→ **Problem statement**:
List all the lines in these records that hold "true".

Records from a collection:
# # # # #
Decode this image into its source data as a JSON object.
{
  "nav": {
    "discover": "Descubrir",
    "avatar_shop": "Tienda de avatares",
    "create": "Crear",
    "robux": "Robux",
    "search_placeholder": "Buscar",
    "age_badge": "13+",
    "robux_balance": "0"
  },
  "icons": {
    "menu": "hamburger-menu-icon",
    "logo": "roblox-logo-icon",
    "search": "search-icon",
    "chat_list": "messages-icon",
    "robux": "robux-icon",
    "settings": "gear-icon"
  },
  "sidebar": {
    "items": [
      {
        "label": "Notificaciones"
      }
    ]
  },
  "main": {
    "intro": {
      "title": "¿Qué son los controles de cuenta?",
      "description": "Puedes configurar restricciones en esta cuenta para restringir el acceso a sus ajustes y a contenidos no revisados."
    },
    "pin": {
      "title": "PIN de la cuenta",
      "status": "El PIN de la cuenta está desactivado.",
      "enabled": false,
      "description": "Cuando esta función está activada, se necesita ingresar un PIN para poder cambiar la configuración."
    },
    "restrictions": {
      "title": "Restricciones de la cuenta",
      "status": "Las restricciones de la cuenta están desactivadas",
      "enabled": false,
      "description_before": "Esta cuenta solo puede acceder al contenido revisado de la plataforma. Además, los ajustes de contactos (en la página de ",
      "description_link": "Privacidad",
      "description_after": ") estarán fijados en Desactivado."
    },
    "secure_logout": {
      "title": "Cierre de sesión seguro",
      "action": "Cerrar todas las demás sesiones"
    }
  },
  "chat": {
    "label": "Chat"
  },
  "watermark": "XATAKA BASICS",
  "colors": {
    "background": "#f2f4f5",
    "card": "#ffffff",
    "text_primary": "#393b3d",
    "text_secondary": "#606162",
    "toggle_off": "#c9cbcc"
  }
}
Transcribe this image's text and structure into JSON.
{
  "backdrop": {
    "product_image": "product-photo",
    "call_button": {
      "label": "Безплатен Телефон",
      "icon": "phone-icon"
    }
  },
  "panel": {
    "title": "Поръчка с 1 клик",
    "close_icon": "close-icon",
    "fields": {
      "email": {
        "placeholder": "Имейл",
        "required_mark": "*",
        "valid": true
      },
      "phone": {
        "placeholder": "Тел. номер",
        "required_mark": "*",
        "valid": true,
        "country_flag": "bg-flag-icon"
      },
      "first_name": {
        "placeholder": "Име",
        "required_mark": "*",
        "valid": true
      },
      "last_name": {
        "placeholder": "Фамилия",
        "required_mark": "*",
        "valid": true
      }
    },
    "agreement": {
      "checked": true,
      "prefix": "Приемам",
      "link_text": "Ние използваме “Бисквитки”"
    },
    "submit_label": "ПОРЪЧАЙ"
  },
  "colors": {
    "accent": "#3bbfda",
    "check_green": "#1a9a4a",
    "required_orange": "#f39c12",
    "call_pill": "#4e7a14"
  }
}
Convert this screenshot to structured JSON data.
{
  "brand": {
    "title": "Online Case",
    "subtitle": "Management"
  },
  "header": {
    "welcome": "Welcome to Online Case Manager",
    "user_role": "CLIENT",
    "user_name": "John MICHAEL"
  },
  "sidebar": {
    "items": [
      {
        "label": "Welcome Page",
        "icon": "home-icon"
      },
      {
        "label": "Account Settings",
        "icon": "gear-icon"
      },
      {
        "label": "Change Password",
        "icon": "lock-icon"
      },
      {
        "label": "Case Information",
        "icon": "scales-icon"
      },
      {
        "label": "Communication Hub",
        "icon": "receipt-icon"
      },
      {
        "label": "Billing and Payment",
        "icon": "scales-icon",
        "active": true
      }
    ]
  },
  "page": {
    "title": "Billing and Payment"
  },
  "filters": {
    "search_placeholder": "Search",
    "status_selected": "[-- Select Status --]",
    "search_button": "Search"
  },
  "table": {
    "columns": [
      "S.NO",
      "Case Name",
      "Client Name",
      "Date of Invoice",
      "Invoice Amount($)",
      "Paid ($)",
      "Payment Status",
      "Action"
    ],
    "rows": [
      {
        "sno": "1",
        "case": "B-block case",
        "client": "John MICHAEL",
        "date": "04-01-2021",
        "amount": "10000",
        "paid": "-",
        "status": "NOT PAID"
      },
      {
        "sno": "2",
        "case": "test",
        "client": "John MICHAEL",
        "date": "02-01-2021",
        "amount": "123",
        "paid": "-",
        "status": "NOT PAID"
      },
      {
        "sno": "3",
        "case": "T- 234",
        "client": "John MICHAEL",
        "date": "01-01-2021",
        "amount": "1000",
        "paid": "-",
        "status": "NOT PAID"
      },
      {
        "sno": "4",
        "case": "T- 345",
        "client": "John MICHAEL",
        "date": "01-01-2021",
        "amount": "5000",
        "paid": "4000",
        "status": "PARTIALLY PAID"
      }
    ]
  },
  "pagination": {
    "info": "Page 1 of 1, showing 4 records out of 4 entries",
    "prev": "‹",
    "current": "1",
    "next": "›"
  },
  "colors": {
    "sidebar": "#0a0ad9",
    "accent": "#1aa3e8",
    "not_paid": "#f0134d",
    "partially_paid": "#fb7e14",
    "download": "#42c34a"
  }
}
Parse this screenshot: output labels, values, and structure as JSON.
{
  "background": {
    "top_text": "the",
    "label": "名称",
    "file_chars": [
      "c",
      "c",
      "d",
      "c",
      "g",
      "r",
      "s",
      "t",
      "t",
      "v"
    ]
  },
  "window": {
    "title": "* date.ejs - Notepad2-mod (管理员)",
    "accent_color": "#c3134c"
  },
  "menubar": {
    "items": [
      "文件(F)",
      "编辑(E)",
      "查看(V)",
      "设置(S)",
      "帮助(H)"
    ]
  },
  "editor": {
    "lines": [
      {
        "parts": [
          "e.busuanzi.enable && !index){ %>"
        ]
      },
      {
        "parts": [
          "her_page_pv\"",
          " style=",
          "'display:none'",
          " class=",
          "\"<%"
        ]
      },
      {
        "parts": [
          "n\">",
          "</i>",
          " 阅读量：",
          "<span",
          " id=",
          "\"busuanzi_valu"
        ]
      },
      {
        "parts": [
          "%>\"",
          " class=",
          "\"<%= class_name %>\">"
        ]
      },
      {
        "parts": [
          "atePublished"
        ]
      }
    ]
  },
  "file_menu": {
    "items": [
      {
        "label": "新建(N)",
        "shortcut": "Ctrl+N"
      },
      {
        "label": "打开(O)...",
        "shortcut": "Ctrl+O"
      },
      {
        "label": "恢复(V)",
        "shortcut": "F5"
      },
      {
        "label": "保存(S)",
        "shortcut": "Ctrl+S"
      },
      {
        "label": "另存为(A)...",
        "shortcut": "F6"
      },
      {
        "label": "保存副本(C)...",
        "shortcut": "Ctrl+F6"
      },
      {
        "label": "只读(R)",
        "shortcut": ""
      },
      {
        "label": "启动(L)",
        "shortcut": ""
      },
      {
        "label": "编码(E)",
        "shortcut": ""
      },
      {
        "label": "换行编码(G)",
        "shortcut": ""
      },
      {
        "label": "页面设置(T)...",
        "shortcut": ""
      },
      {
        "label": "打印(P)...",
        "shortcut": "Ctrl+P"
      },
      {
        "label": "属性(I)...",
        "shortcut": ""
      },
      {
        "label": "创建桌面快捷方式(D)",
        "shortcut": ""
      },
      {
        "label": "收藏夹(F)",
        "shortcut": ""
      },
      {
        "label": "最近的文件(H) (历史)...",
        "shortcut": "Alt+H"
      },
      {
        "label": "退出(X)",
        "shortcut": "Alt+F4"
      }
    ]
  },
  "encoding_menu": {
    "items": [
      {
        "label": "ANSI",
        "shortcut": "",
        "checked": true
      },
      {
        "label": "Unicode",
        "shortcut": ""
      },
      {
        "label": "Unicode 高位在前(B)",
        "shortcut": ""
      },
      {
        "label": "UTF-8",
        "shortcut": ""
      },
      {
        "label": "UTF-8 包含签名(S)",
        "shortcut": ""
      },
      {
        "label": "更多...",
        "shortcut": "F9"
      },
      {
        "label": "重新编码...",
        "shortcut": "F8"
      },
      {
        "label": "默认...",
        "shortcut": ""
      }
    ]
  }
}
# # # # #
→ **Solution to the problem**:
        "valid": true
        "valid": true,
        "valid": true
        "valid": true
      "checked": true,
        "active": true
        "checked": true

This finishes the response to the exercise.